Sources says Abu Dhabi airline has finished examining books of Italian carrier
Etihad Airways has finished examining Alitalia's books and will soon present a plan to revamp the loss-making Italian airline that is likely to include demands for job cuts and debt restructuring, several sources familiar with the matter said.
Alitalia was kept afloat by a government-engineered 500-million euro rescue package last year but it needs to quickly find a cash-rich partner willing to invest to revamp its flight network or else risks having to ground its planes.
Etihad has been in the final phase of due diligence for a possible investment in Alitalia since February. A tie-up with the Abu Dhabi carrier could bring Alitalia the resources it needs to invest in a new strategy focused on long-haul routes.
"The process of due diligence is completed," one of the sources said, adding that the books had been inspected.
Etihad and Alitalia declined to comment.
Italy's Transport Minister Maurizio Lupi told parliament on Wednesday that Etihad could present its industrial plan for Alitalia to the government by the end of this week.

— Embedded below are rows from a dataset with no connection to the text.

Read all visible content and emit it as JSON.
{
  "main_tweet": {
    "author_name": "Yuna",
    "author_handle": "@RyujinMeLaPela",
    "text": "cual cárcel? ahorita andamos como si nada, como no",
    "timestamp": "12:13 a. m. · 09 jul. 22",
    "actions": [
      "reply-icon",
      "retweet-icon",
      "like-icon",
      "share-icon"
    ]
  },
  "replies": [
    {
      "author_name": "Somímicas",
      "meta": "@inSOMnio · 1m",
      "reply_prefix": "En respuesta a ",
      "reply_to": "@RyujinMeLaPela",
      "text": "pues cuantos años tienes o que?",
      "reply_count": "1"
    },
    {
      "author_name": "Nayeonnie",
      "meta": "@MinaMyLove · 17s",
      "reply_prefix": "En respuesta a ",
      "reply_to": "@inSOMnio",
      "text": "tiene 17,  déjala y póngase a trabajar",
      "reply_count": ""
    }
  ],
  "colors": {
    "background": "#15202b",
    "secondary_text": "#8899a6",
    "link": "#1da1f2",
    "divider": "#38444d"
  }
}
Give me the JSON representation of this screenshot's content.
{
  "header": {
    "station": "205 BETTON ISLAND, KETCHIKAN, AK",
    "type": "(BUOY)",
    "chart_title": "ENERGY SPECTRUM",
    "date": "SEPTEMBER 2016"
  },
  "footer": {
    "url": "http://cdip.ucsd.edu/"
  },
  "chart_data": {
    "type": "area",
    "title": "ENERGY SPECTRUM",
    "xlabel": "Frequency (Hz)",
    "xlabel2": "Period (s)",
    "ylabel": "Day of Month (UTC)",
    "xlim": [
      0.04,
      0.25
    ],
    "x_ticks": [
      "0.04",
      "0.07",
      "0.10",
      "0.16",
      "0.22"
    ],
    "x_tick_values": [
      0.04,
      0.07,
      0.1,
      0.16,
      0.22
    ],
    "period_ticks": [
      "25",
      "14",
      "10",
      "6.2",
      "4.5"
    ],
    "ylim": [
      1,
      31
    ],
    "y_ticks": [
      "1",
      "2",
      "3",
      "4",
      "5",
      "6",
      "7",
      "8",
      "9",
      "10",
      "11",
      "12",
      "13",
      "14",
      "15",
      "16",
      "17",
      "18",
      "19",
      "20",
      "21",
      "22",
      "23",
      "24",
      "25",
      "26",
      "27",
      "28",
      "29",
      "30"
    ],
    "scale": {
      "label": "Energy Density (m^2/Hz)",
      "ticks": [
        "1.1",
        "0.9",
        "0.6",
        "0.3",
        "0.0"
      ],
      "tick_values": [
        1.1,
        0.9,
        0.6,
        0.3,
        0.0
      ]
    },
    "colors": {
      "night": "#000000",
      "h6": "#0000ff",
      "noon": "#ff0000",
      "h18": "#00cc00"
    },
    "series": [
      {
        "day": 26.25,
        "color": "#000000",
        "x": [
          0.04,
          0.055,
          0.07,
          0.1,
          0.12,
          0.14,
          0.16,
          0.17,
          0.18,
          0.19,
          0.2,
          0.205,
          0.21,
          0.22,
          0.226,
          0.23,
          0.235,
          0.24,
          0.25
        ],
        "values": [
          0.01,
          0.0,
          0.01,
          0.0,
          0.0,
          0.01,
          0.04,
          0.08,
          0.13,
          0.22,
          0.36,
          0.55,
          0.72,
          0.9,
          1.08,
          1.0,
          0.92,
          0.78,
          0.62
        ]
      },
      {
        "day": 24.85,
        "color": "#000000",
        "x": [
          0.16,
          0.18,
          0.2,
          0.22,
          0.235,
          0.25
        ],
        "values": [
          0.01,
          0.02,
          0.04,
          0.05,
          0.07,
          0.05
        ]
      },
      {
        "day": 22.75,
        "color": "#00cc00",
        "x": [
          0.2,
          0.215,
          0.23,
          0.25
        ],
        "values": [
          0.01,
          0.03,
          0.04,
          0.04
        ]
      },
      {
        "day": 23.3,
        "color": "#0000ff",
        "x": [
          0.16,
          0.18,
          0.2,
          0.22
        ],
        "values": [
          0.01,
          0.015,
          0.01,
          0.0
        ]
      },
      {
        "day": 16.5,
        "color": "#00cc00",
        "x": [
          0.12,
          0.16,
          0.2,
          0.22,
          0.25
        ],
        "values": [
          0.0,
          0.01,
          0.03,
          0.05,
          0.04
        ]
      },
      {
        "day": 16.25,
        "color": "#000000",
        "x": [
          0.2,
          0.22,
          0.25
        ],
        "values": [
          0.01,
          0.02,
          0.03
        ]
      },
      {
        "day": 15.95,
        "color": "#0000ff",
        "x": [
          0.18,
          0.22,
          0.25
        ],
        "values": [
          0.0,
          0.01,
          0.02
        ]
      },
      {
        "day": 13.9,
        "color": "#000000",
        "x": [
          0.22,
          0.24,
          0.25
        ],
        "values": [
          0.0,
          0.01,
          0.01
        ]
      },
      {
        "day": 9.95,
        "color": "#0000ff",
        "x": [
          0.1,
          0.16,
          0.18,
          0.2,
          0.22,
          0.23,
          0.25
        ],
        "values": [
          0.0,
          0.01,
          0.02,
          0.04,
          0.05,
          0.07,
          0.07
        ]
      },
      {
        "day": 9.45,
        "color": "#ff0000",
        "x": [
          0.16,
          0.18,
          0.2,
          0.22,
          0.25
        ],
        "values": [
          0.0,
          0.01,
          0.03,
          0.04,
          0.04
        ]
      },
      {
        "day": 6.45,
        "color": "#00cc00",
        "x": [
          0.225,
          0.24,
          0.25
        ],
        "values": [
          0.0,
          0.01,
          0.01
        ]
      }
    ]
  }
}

One of the sources said that if the two sides reached an agreement, an offer from Etihad could arrive by mid-May.
However, both Etihad and Alitalia have acknowledged that a deal is not certain, with big hurdles still to be resolved.
Sources have previously said Etihad was interested in taking a stake of up to 40 percent in Alitalia, but added that the Italian airline's debt of around 900 million euros ($1.24 billion) and its headcount were a concern to the Gulf carrier.
For Etihad, a stake in Alitalia would further its effort to expand its global reach through strategic holdings in other airlines. Alitalia offers access to Europe's fourth-largest travel market and flies 25 million passengers a year.
It has said it will invest in the Italian carrier only if it fits in its network and if Alitalia has a credible plan to return to profit.
The sources said Etihad wanted Alitalia's creditors, which include Intesa Sanpaolo and UniCredit, to write off big parts of the airline's debt.
Other options were for banks to agree to postpone the deadline for repayments or convert debt to equity, they said. "The banks are willing to talk about debt restructuring," one of the sources said.
Disagreements over a debt restructuring scuppered efforts by Alitalia to secure more capital from its shareholder Air France-KLM last year. Air France-KLM eventually allowed its 25 percent stake to be diluted to around 7 percent.
Another point of contention is Alitalia's staff of around 14,000 workers, with Etihad pushing for job cuts of several thousand people, the sources said.